**Brief:** Reproduce every record verbatim but drop the pictures.

Saved data entries
--- START ---

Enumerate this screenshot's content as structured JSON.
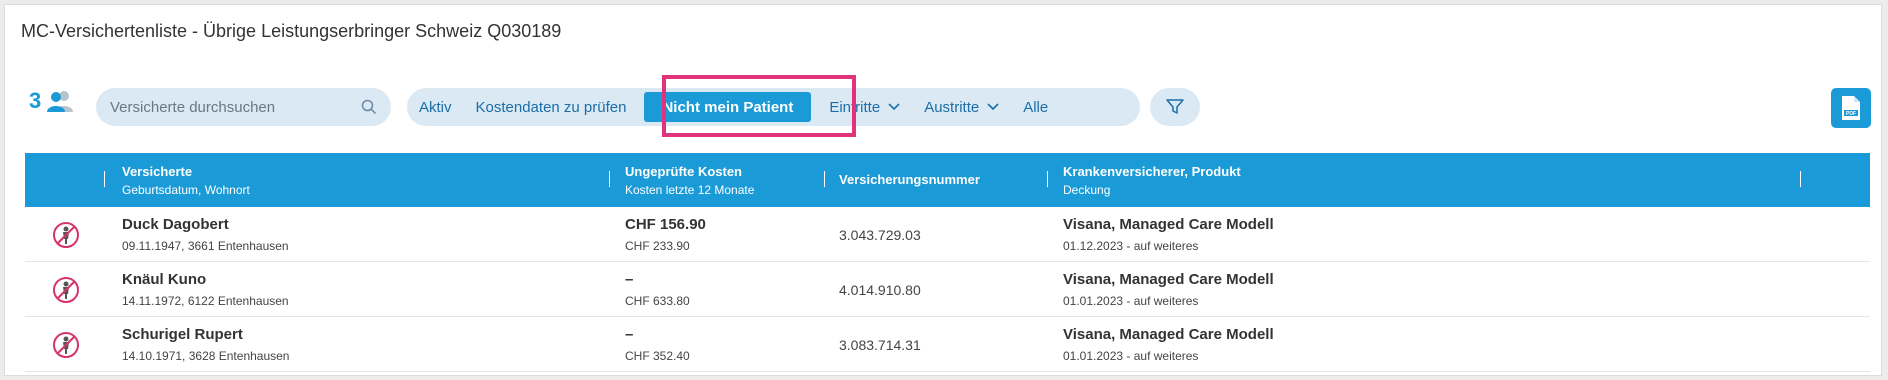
{
  "header": {
    "title": "MC-Versichertenliste - Übrige Leistungserbringer Schweiz Q030189"
  },
  "toolbar": {
    "count": "3",
    "search_placeholder": "Versicherte durchsuchen",
    "tabs": [
      {
        "label": "Aktiv"
      },
      {
        "label": "Kostendaten zu prüfen"
      },
      {
        "label": "Nicht mein Patient"
      },
      {
        "label": "Eintritte"
      },
      {
        "label": "Austritte"
      },
      {
        "label": "Alle"
      }
    ]
  },
  "colors": {
    "accent": "#1a9ad6",
    "highlight": "#e0337b",
    "tab_bg": "#dbe9f4"
  },
  "table": {
    "columns": [
      {
        "title": "Versicherte",
        "subtitle": "Geburtsdatum, Wohnort"
      },
      {
        "title": "Ungeprüfte Kosten",
        "subtitle": "Kosten letzte 12 Monate"
      },
      {
        "title": "Versicherungsnummer",
        "subtitle": ""
      },
      {
        "title": "Krankenversicherer, Produkt",
        "subtitle": "Deckung"
      }
    ],
    "rows": [
      {
        "name": "Duck Dagobert",
        "info": "09.11.1947, 3661 Entenhausen",
        "cost": "CHF 156.90",
        "cost12": "CHF 233.90",
        "number": "3.043.729.03",
        "insurer": "Visana, Managed Care Modell",
        "coverage": "01.12.2023 - auf weiteres",
        "icon": "not-my-patient-icon"
      },
      {
        "name": "Knäul Kuno",
        "info": "14.11.1972, 6122 Entenhausen",
        "cost": "–",
        "cost12": "CHF 633.80",
        "number": "4.014.910.80",
        "insurer": "Visana, Managed Care Modell",
        "coverage": "01.01.2023 - auf weiteres",
        "icon": "not-my-patient-icon"
      },
      {
        "name": "Schurigel Rupert",
        "info": "14.10.1971, 3628 Entenhausen",
        "cost": "–",
        "cost12": "CHF 352.40",
        "number": "3.083.714.31",
        "insurer": "Visana, Managed Care Modell",
        "coverage": "01.01.2023 - auf weiteres",
        "icon": "not-my-patient-icon"
      }
    ]
  }
}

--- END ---

**Your response:**
Enumerate this screenshot's content as structured JSON.
{
  "header": {
    "title": "MC-Versichertenliste - Übrige Leistungserbringer Schweiz Q030189"
  },
  "toolbar": {
    "count": "3",
    "search_placeholder": "Versicherte durchsuchen",
    "tabs": [
      {
        "label": "Aktiv"
      },
      {
        "label": "Kostendaten zu prüfen"
      },
      {
        "label": "Nicht mein Patient"
      },
      {
        "label": "Eintritte"
      },
      {
        "label": "Austritte"
      },
      {
        "label": "Alle"
      }
    ]
  },
  "colors": {
    "accent": "#1a9ad6",
    "highlight": "#e0337b",
    "tab_bg": "#dbe9f4"
  },
  "table": {
    "columns": [
      {
        "title": "Versicherte",
        "subtitle": "Geburtsdatum, Wohnort"
      },
      {
        "title": "Ungeprüfte Kosten",
        "subtitle": "Kosten letzte 12 Monate"
      },
      {
        "title": "Versicherungsnummer",
        "subtitle": ""
      },
      {
        "title": "Krankenversicherer, Produkt",
        "subtitle": "Deckung"
      }
    ],
    "rows": [
      {
        "name": "Duck Dagobert",
        "info": "09.11.1947, 3661 Entenhausen",
        "cost": "CHF 156.90",
        "cost12": "CHF 233.90",
        "number": "3.043.729.03",
        "insurer": "Visana, Managed Care Modell",
        "coverage": "01.12.2023 - auf weiteres",
        "icon": "not-my-patient-icon"
      },
      {
        "name": "Knäul Kuno",
        "info": "14.11.1972, 6122 Entenhausen",
        "cost": "–",
        "cost12": "CHF 633.80",
        "number": "4.014.910.80",
        "insurer": "Visana, Managed Care Modell",
        "coverage": "01.01.2023 - auf weiteres",
        "icon": "not-my-patient-icon"
      },
      {
        "name": "Schurigel Rupert",
        "info": "14.10.1971, 3628 Entenhausen",
        "cost": "–",
        "cost12": "CHF 352.40",
        "number": "3.083.714.31",
        "insurer": "Visana, Managed Care Modell",
        "coverage": "01.01.2023 - auf weiteres",
        "icon": "not-my-patient-icon"
      }
    ]
  }
}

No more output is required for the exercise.